The latest in playground philosophy, design and components

By Dawn Klingensmith



New kids on the block

Another new phenomenon in playground design is the focus on babies between 6 and 23 months of age.

"Until recently, manufacturers and designers never acknowledged that age group's existence," Meihaus says.

Typically, playground design is aimed at one of two age groups: 2- to 5-year-olds or 5- to 12-year-olds. But with studies suggesting that play activity during infancy is much more important for the development of gross motor skills than previously thought, playground designers have begun to create outdoor play spaces with infants and crawlers in mind. Though still an emerging trend, the practice is common enough that ASTM recently came out with new guidelines specific to that age group.

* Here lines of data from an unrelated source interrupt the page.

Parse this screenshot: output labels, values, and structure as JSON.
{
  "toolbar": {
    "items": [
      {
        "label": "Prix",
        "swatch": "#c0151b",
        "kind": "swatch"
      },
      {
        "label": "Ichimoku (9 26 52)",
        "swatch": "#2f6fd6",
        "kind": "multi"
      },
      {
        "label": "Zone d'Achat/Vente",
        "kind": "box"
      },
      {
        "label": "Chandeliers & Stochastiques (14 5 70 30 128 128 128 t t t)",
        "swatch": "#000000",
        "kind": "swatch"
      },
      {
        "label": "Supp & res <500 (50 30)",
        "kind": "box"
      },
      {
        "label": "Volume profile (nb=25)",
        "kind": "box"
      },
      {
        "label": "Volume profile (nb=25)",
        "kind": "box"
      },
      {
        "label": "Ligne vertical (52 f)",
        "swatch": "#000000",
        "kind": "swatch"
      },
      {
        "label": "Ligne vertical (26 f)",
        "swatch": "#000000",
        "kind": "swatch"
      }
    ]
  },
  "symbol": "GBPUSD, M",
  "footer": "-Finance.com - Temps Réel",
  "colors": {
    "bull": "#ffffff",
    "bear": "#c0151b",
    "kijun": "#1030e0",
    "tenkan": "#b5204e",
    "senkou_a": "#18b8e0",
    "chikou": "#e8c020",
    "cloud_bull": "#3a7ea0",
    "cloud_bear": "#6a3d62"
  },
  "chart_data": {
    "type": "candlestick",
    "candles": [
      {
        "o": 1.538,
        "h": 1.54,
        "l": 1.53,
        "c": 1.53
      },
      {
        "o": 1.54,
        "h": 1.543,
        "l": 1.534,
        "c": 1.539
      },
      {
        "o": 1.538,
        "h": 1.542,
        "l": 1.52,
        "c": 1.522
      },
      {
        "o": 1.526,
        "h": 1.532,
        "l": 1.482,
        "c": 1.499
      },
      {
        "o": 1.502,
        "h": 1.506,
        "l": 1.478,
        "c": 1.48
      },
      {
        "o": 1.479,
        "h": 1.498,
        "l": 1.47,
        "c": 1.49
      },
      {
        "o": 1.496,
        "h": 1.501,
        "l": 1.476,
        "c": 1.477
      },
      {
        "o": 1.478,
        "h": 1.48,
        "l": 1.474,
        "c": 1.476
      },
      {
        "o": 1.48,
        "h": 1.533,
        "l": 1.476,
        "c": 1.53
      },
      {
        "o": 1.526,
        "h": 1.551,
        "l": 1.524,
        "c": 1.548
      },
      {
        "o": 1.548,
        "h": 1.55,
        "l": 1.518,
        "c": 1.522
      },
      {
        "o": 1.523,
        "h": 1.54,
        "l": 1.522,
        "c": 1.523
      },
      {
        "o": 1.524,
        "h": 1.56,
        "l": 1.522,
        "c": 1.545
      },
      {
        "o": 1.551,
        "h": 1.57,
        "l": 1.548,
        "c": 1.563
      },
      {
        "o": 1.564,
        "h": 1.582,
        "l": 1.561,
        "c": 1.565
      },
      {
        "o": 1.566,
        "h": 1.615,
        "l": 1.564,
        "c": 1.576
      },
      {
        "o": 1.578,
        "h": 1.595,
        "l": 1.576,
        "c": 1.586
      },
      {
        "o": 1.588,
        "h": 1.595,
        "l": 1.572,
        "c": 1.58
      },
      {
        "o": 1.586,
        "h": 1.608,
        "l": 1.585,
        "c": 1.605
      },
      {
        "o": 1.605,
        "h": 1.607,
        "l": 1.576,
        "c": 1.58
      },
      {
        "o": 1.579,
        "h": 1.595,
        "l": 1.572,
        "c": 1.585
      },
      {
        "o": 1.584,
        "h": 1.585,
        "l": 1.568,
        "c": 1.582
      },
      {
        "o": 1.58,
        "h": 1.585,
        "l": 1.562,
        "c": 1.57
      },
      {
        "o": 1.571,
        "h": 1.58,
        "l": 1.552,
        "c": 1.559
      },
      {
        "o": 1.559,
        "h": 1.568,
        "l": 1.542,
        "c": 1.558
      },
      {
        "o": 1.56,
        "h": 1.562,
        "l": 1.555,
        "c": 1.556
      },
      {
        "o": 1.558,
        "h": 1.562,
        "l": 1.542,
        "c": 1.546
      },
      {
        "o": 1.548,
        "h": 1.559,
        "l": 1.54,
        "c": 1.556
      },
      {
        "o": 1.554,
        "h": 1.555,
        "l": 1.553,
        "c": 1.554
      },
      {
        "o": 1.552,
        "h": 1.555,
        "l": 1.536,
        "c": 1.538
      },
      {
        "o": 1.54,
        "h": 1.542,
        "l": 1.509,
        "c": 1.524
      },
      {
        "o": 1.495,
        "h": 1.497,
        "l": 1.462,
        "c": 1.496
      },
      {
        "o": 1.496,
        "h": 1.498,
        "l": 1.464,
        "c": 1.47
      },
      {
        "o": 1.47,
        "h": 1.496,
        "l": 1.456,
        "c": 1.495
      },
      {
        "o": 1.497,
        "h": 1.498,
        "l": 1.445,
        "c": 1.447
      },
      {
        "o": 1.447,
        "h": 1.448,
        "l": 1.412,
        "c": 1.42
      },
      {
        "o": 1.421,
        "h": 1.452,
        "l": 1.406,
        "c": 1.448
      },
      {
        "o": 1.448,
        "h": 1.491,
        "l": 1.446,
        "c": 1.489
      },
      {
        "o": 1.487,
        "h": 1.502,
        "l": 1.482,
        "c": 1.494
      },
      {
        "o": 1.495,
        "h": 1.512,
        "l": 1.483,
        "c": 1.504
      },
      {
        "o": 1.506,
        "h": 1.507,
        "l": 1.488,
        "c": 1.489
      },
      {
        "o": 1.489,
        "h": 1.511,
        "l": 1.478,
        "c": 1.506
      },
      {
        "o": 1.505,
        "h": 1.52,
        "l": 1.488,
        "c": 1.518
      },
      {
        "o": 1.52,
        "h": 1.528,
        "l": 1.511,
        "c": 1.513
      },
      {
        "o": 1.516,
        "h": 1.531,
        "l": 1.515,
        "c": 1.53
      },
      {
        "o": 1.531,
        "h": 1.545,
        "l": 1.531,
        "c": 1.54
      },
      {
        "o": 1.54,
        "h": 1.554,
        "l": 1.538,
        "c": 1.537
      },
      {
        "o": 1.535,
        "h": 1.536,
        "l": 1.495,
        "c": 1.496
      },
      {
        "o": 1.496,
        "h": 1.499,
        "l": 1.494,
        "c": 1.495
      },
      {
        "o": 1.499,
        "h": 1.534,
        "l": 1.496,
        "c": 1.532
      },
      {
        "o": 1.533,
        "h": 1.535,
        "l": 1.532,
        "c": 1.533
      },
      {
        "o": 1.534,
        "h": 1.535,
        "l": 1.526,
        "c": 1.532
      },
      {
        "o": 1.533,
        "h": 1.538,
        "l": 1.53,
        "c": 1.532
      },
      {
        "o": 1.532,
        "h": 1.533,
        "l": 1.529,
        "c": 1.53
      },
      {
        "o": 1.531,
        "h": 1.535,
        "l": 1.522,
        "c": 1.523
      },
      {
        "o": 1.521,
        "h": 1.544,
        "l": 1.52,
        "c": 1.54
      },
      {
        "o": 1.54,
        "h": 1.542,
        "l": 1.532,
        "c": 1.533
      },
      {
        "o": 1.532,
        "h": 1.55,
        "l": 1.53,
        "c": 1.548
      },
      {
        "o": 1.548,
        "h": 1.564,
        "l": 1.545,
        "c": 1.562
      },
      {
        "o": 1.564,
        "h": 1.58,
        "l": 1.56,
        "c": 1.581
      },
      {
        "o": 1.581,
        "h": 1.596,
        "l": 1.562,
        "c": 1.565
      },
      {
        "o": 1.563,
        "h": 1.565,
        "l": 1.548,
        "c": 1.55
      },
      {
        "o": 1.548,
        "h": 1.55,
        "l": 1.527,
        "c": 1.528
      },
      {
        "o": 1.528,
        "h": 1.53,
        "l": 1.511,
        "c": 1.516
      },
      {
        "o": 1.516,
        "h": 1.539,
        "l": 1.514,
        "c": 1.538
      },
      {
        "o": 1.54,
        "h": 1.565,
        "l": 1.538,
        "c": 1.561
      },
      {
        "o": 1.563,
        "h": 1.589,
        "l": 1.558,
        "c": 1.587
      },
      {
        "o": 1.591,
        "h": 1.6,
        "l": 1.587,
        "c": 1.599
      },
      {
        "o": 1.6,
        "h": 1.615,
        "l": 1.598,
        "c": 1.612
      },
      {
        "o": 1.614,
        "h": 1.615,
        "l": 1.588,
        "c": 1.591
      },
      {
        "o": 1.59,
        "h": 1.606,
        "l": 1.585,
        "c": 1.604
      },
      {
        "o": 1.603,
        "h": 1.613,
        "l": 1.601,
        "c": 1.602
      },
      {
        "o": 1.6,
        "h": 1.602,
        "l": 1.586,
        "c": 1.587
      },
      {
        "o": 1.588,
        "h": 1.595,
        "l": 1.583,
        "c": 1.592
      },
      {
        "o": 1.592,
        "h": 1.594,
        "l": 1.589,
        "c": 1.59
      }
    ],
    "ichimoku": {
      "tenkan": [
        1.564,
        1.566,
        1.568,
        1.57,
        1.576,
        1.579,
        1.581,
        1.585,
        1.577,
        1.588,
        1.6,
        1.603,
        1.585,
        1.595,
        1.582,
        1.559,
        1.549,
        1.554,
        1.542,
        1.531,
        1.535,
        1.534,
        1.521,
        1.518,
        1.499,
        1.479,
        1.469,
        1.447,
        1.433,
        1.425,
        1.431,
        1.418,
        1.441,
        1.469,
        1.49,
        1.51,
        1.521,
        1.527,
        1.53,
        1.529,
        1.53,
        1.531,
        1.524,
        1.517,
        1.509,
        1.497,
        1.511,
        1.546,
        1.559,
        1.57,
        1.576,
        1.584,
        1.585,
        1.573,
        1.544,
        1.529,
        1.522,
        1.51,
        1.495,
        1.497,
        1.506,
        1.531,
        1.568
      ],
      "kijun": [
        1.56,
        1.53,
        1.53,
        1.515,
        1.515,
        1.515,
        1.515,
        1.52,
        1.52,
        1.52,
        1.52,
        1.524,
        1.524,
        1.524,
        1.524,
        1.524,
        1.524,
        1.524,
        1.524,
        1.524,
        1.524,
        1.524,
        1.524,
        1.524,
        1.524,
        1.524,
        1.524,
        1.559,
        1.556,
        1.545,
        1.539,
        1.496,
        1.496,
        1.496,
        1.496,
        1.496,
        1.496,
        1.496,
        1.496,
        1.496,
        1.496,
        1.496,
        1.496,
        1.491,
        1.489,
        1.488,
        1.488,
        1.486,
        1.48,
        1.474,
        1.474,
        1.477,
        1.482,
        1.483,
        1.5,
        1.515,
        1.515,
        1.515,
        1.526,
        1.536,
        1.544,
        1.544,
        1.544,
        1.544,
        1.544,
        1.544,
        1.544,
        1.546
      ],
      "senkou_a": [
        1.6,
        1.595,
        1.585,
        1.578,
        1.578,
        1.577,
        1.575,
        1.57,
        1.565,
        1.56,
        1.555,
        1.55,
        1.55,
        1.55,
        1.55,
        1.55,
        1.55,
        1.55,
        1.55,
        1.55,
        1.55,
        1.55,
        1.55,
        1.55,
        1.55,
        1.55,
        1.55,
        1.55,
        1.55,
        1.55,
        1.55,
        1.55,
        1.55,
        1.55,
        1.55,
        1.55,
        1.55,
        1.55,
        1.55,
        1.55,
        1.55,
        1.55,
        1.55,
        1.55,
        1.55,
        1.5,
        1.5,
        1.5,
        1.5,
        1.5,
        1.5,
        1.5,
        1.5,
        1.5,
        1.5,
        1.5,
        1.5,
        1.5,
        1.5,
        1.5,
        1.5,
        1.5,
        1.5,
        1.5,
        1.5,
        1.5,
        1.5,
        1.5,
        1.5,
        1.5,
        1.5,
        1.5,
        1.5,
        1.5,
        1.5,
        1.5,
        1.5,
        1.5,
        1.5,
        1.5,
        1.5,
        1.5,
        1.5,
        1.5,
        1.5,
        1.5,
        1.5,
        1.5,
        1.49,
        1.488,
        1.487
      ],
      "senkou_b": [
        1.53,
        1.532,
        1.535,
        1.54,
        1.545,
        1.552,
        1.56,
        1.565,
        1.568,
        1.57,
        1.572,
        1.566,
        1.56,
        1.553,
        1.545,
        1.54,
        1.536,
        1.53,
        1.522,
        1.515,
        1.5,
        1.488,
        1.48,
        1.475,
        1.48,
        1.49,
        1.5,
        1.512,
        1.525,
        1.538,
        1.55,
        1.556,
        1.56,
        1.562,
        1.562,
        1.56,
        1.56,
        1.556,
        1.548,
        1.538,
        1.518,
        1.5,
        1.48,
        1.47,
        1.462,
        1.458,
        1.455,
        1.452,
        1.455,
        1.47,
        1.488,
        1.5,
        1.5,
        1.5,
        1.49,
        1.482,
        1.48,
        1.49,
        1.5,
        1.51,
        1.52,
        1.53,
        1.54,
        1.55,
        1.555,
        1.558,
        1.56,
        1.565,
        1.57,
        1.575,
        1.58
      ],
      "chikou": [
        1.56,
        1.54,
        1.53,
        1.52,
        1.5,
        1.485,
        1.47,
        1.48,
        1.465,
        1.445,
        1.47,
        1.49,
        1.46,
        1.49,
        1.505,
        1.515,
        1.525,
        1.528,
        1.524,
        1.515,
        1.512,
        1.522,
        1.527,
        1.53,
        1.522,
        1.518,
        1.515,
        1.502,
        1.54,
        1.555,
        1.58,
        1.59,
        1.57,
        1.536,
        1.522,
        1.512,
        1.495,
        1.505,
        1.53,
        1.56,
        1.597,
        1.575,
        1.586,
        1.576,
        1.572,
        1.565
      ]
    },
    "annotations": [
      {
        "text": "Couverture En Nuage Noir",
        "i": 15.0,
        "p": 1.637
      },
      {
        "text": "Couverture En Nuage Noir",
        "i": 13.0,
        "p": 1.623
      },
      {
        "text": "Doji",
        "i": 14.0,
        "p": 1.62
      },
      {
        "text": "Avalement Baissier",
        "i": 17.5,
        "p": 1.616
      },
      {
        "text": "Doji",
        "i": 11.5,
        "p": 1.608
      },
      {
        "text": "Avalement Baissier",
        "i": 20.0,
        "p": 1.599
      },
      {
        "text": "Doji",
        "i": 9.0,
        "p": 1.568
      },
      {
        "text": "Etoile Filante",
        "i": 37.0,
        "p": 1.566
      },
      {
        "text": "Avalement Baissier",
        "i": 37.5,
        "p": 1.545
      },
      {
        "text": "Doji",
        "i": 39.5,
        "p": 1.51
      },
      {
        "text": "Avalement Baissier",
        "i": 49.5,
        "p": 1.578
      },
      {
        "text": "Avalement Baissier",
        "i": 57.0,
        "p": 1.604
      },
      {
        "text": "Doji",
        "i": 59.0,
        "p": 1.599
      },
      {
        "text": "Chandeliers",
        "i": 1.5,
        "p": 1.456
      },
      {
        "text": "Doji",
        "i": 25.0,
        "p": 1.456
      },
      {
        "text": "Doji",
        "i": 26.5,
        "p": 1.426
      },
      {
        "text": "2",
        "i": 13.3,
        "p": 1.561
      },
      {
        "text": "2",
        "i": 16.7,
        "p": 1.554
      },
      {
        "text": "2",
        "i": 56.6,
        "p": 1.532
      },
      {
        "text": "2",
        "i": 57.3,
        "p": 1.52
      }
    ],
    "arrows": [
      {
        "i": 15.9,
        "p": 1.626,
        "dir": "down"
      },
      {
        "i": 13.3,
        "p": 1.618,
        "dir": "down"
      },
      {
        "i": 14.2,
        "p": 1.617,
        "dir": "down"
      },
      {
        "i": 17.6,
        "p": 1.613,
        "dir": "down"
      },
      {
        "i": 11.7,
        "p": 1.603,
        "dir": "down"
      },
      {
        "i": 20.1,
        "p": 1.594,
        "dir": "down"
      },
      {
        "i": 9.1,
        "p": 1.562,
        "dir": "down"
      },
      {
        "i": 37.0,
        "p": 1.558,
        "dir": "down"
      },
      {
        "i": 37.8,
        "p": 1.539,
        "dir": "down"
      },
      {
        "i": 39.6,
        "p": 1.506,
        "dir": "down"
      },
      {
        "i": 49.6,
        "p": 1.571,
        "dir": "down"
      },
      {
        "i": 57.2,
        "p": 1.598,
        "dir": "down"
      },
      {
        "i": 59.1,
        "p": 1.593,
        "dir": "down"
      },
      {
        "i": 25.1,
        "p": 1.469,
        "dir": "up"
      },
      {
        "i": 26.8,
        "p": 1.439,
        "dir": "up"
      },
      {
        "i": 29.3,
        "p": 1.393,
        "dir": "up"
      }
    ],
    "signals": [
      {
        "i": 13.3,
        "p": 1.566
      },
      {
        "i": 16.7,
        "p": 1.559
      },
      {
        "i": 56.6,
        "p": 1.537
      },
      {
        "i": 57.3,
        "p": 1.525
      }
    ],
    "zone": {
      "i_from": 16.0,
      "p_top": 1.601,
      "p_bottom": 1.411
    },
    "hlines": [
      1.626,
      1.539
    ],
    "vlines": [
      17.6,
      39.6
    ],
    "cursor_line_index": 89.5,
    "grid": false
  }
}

Infant playgrounds should be separate from older kids' playgrounds not only for safety reasons but also because 6- to 23-month-olds have unique needs, experts say. Above and beyond infant swings, babies require space to move about freely under the watchful eye of guardians. They need soft surfaces to crawl, roll and lie on, as well as things to grip, grasp and pull up on. They need rounded edges for safety's sake.

The infant playgrounds that Meihaus has seen generally feature some type of poured-in-place surface, perhaps with slight elevation changes or steps for crawlers to master. Short tunnels and activity panels with mirrors, sliding beads and other visual, tactile and aural stimuli can be incorporated into obstacle course- or maze-like configurations to satisfy babies' need to explore while allowing for maximum supervision by guardians.

"The idea is to create space where a person with an infant can put the baby down and let them crawl around," Meihaus says, which can't safely be done on an older kids' playground or in proximity to wood chips and other choking hazards.

Adjacent to its full-size evergreen maze, the Morton Arboretum has a special maze with a resilient poured-in-place path and sticker-free plantings that are just shin-high to an adult but a fun challenge to toddlers on all fours or early walkers.

In addition to addressing the needs of babies, playground planners and manufacturers have begun to think of the 5- to 12-year-old segment as two distinct groups because what thrills 5-year-olds will likely bore finicky preteens.

"Kids 8 and older have a tendency to move away from playground equipment, so manufacturers face a real challenge in getting them active again at recess," Ahern says. Circuit play systems address older kids' need to compete and don't bear the perceived stigma of being "babyish," he adds.

Although Ellis School in Fremont, N.H., had a playground, it was geared to younger kids, and Principal Kelli Killen grew concerned that the older students were standing around rather than exercising during their break. After Ellis adopted a wellness policy requiring students to keep active during breaks, most of the seventh and eighth graders walked around the school's playing field in circles. A new playground was planned to give them more options, and a student advisory group was formed to find out what type of equipment would appeal to older kids. The results were so successful that a rotating schedule was devised so every child would get a turn on the equipment. Some teachers even offer extra playground time as an incentive for good behavior.

The playground's centerpiece is an 18-foot-tall spatial net shaped something like a pyramid.

A 9-foot-tall climbing rock ranks a close second in popularity, suggesting that older kids are enthusiastic climbers.

Indeed, when Dalton of the Naperville Park District asks older kids what playground features please them, climbing elements are often tops.

"They tell me climbing walls, and that thick cargo netting that's almost like a cobweb formation to climb on," he reports.

And at the Morton Arboretum Children's Garden, age is a determining factor in equipment popularity, with older kids gravitating to the net crawl and younger kids mobbing the playhouses and sand features.